The job is to find each line of the records below that includes the word "JSON" and copy it.

(Records drawn from a dataset)
━━━━━━━━

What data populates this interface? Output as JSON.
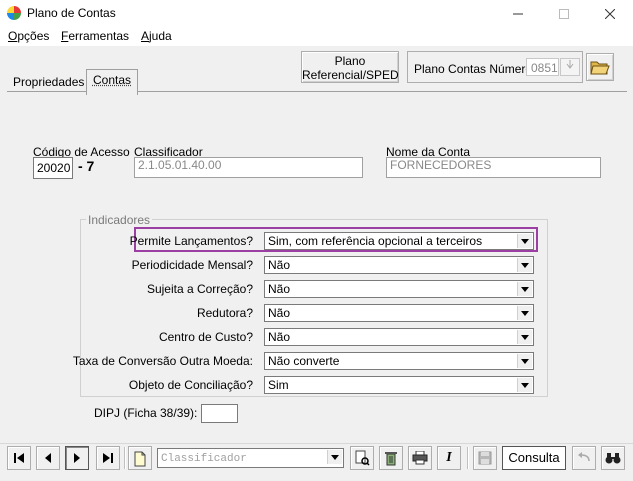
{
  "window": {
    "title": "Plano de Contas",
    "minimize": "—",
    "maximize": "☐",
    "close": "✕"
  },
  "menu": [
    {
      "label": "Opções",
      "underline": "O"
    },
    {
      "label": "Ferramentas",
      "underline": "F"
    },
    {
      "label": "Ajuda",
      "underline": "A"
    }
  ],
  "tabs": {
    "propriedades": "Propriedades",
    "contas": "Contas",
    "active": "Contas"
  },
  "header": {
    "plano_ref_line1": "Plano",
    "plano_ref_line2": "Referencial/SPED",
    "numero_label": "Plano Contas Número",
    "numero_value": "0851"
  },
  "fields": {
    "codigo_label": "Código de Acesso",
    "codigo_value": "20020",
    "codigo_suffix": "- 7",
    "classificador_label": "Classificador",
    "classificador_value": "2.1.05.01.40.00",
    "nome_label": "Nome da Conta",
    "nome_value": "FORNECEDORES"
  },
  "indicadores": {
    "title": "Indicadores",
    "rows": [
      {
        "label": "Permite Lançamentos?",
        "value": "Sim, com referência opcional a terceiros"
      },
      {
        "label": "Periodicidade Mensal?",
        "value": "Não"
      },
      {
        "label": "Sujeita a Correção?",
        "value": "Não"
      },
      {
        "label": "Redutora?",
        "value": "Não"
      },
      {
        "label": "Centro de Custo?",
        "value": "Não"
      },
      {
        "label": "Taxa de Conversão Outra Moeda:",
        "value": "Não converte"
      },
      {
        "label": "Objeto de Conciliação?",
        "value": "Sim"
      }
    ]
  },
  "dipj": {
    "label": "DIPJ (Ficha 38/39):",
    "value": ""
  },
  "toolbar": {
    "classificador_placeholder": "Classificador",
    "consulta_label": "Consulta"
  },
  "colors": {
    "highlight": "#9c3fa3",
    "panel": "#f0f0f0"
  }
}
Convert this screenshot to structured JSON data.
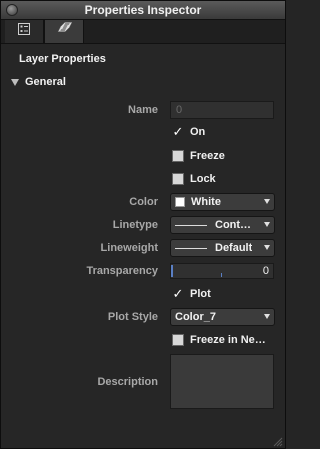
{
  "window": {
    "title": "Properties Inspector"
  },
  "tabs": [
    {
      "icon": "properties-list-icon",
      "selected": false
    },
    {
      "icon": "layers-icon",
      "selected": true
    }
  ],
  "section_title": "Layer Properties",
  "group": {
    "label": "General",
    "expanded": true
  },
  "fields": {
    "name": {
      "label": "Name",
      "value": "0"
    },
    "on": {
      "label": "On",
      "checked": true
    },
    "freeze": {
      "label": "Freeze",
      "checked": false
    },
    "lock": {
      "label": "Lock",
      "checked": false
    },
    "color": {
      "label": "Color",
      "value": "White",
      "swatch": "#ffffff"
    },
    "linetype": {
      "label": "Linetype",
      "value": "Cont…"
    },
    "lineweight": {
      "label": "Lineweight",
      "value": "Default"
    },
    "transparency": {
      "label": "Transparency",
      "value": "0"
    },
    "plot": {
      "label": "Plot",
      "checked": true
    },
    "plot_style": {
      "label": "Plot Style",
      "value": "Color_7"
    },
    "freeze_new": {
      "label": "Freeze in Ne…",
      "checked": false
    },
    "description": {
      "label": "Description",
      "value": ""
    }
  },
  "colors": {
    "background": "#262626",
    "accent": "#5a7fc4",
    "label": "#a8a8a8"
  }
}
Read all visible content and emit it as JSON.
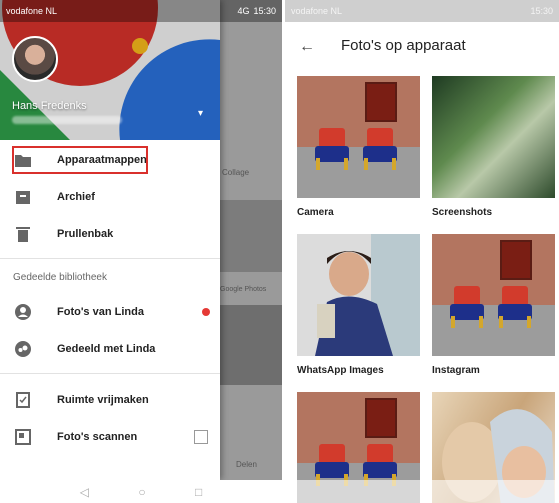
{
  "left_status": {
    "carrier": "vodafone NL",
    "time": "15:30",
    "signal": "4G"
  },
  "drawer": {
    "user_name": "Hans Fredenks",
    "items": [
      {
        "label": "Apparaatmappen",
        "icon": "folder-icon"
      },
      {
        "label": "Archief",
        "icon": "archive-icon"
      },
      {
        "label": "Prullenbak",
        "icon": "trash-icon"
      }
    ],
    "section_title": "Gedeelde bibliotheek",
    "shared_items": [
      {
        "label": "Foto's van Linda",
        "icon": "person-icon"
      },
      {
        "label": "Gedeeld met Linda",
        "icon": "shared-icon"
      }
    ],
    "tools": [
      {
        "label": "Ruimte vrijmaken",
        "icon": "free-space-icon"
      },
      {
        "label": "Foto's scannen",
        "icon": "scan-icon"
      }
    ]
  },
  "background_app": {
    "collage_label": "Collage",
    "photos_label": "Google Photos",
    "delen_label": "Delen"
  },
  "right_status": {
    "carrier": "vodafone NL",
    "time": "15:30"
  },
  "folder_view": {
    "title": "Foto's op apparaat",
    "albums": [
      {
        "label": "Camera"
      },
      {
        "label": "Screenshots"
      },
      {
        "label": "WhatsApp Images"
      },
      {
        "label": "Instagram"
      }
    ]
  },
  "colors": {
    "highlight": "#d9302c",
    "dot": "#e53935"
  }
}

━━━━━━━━

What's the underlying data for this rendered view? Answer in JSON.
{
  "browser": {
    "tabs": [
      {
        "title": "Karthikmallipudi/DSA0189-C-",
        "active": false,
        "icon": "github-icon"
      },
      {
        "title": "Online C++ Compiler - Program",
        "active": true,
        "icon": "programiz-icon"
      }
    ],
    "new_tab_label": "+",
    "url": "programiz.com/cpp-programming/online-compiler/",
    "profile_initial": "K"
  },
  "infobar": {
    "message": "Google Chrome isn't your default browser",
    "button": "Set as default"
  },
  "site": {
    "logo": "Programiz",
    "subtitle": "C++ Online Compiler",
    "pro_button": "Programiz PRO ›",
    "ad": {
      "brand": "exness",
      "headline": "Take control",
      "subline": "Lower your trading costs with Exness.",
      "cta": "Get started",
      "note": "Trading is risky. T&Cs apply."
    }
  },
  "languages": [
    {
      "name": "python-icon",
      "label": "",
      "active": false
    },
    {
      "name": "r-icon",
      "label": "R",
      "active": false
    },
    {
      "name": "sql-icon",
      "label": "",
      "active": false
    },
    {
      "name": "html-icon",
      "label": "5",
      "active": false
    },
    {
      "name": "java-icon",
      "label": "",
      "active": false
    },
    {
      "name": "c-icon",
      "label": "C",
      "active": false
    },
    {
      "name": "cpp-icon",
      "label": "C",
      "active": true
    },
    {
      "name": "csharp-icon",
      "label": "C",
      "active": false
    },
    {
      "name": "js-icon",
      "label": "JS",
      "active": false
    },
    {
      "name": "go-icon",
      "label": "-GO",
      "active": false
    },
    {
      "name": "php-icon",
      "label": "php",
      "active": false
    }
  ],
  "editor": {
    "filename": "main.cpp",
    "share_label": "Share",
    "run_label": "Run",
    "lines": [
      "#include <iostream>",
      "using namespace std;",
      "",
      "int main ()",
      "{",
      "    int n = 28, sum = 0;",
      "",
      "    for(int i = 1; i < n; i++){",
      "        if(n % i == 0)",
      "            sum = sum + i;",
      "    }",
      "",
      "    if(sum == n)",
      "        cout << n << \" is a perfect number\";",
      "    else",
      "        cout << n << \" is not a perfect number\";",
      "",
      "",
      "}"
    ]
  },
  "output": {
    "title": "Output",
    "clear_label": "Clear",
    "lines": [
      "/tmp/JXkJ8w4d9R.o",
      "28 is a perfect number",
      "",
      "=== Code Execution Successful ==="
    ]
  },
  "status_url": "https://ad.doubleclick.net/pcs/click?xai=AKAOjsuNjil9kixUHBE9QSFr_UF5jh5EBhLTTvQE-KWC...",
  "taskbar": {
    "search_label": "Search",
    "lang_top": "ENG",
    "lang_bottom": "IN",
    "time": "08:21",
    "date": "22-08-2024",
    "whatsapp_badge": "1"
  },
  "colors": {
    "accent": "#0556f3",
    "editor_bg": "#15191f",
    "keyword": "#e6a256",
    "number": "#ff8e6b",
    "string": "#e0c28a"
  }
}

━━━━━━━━

• Response area
What data populates this interface? Output as JSON.
Convert this screenshot to structured JSON data.
Read all visible content and emit it as JSON.
What's the underlying data for this rendered view? Answer in JSON.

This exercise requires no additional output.